Theft rampant in timber industry

Theft of equipment and timber in the industry is rampant – and escalating. The theft of chainsaws in Mpumalanga alone amounted to more than R10 million in the past two years.

- Advertisement -

This was according to Pieter Knipschild, chairperson of the Lowveld Timber Theft Forum. “Bell Loggers, which cost about R630 000 each, are left infield and thieves are stripping them for parts, such as engines, wheel motors and pumps,” he said. “In the past six months, about seven Bells have been stripped. They are then rebuilt. It’s a huge problem.”

In May, an operation conducted by members of the Lowveld Timber Theft Forum recovered a Bell Logger that had been rebuilt using stolen parts and a burnt out frame. “Unfortunately only one part – a wheel motor – was marked with the rightful owner’s name. Consequently, despite the suspect’s activities being known to members, the police were obliged to hand back the rest of the machine to the suspect,” said Knipschild.

“The bottom line is that owners cannot reclaim stolen items if they cannot prove that they rightfully belong to them.” Rising theft has led to the establishment of four timber theft forums throughout the timber growing regions, in the Lowveld, Greytown, Piet Retief/Vryheid and Richards Bay areas. These forums have been working to raise awareness and improve co-operation between timber growers, transporters, contractors, mills and police.

- Advertisement -

Knipschild attributed the escalation in theft to a sudden rise in the number of small timber contractors, who have contracts to harvest 1ha but ‘help themselves’ to other timber.  Theft is becoming so severe that almost all the big timber companies have hired former police detectives as risk control managers to protect their assets, said Knipschild. Roger Godsmark, Forestry SA operations director, said that by next year the industry should have captured enough data to give an idea of the scale of timber and equipment theft.
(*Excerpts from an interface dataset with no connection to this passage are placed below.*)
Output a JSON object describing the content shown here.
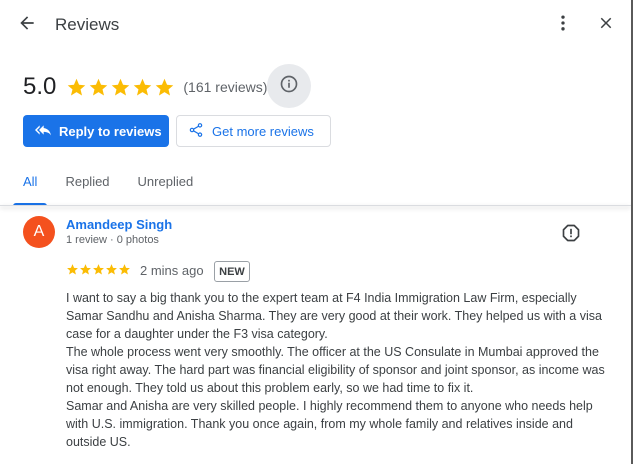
{
  "header": {
    "title": "Reviews"
  },
  "summary": {
    "rating": "5.0",
    "stars": 5,
    "count_text": "(161 reviews)"
  },
  "actions": {
    "reply_label": "Reply to reviews",
    "get_more_label": "Get more reviews"
  },
  "tabs": [
    {
      "label": "All",
      "active": true
    },
    {
      "label": "Replied",
      "active": false
    },
    {
      "label": "Unreplied",
      "active": false
    }
  ],
  "review": {
    "avatar_letter": "A",
    "avatar_color": "#f4511e",
    "name": "Amandeep Singh",
    "meta": "1 review · 0 photos",
    "stars": 5,
    "time": "2 mins ago",
    "badge": "NEW",
    "paragraphs": [
      "I want to say a big thank you to the expert team at F4 India Immigration Law Firm, especially Samar Sandhu and Anisha Sharma. They are very good at their work. They helped us with a visa case for a daughter under the F3 visa category.",
      "The whole process went very smoothly. The officer at the US Consulate in Mumbai approved the visa right away. The hard part was financial eligibility of sponsor and joint sponsor, as income was not enough. They told us about this problem early, so we had time to fix it.",
      "Samar and Anisha are very skilled people. I highly recommend them to anyone who needs help with U.S. immigration. Thank you once again, from my whole family and relatives inside and outside US."
    ]
  },
  "colors": {
    "accent": "#1a73e8",
    "star": "#fbbc04"
  }
}
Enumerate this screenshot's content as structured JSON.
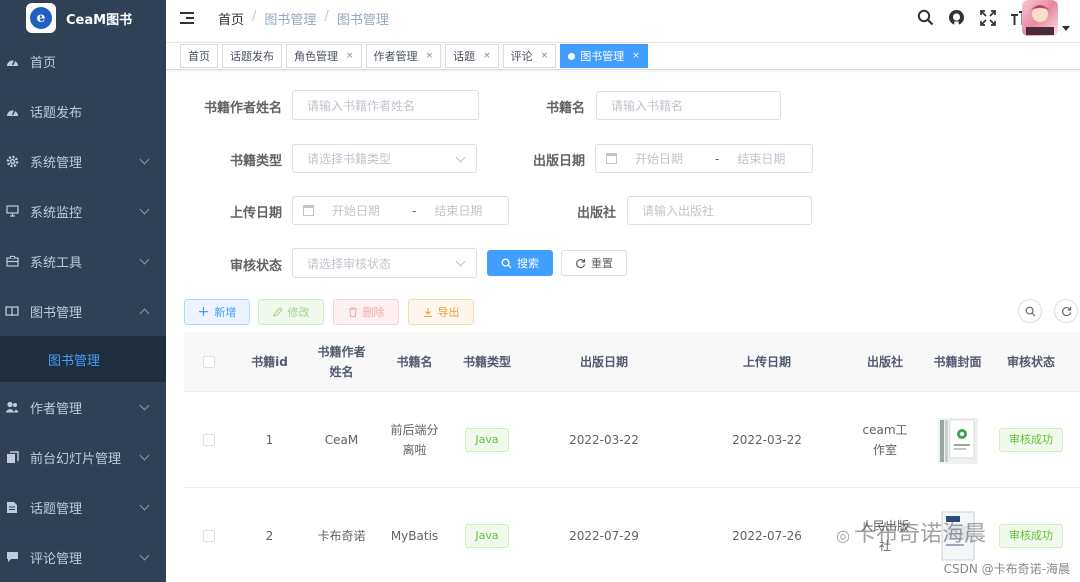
{
  "app": {
    "title": "CeaM图书",
    "logo_letter": "e"
  },
  "sidebar": {
    "items": [
      {
        "label": "首页",
        "icon": "dashboard-icon",
        "expandable": false
      },
      {
        "label": "话题发布",
        "icon": "dashboard-icon",
        "expandable": false
      },
      {
        "label": "系统管理",
        "icon": "gear-icon",
        "expandable": true
      },
      {
        "label": "系统监控",
        "icon": "monitor-icon",
        "expandable": true
      },
      {
        "label": "系统工具",
        "icon": "toolbox-icon",
        "expandable": true
      },
      {
        "label": "图书管理",
        "icon": "book-icon",
        "expandable": true,
        "open": true
      },
      {
        "label": "作者管理",
        "icon": "users-icon",
        "expandable": true
      },
      {
        "label": "前台幻灯片管理",
        "icon": "slides-icon",
        "expandable": true
      },
      {
        "label": "话题管理",
        "icon": "document-icon",
        "expandable": true
      },
      {
        "label": "评论管理",
        "icon": "comment-icon",
        "expandable": true
      }
    ],
    "submenu_label": "图书管理"
  },
  "header": {
    "breadcrumb": [
      "首页",
      "图书管理",
      "图书管理"
    ],
    "icons": [
      "search-icon",
      "github-icon",
      "fullscreen-icon",
      "font-size-icon"
    ]
  },
  "tags": [
    {
      "label": "首页",
      "closable": false,
      "active": false
    },
    {
      "label": "话题发布",
      "closable": false,
      "active": false
    },
    {
      "label": "角色管理",
      "closable": true,
      "active": false
    },
    {
      "label": "作者管理",
      "closable": true,
      "active": false
    },
    {
      "label": "话题",
      "closable": true,
      "active": false
    },
    {
      "label": "评论",
      "closable": true,
      "active": false
    },
    {
      "label": "图书管理",
      "closable": true,
      "active": true
    }
  ],
  "form": {
    "author_name": {
      "label": "书籍作者姓名",
      "placeholder": "请输入书籍作者姓名"
    },
    "book_name": {
      "label": "书籍名",
      "placeholder": "请输入书籍名"
    },
    "book_type": {
      "label": "书籍类型",
      "placeholder": "请选择书籍类型"
    },
    "publish_date": {
      "label": "出版日期",
      "start": "开始日期",
      "sep": "-",
      "end": "结束日期"
    },
    "upload_date": {
      "label": "上传日期",
      "start": "开始日期",
      "sep": "-",
      "end": "结束日期"
    },
    "publisher": {
      "label": "出版社",
      "placeholder": "请输入出版社"
    },
    "status": {
      "label": "审核状态",
      "placeholder": "请选择审核状态"
    },
    "search_label": "搜索",
    "reset_label": "重置"
  },
  "toolbar": {
    "add": "新增",
    "edit": "修改",
    "delete": "删除",
    "export": "导出"
  },
  "table": {
    "columns": [
      "书籍id",
      "书籍作者\n姓名",
      "书籍名",
      "书籍类型",
      "出版日期",
      "上传日期",
      "出版社",
      "书籍封面",
      "审核状态"
    ],
    "rows": [
      {
        "id": "1",
        "author": "CeaM",
        "name": "前后端分\n离啦",
        "type": "Java",
        "publish_date": "2022-03-22",
        "upload_date": "2022-03-22",
        "publisher": "ceam工\n作室",
        "status": "审核成功"
      },
      {
        "id": "2",
        "author": "卡布奇诺",
        "name": "MyBatis",
        "type": "Java",
        "publish_date": "2022-07-29",
        "upload_date": "2022-07-26",
        "publisher": "人民出版\n社",
        "status": "审核成功"
      }
    ]
  },
  "watermark": "卡布奇诺海晨",
  "footer_credit": "CSDN @卡布奇诺-海晨",
  "colors": {
    "sidebar_bg": "#304156",
    "submenu_bg": "#1f2d3d",
    "primary": "#409eff",
    "success": "#67c23a"
  }
}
“Theft is clearly a massive problem and yet the judicial system, whether the police or magistrates, don’t treat it as a serious crime,” he said. Timber growers are urged to mark their equipment – not only smaller items, such as chainsaws, knapsacks and brush cutters, but the components of larger equipment, such as the chassis, boom, rotator, grab, wheel rims, engine and pumps of vehicles.

“Engrave, weld, punch or ‘data dot’ machinery with a unique mark, such as a number, name or symbol.  “Take a photo and record these markings for identification purposes. If the machine is stolen, give police the marking details when reporting the theft and circulate the details to neighbours,” advised Knipschild.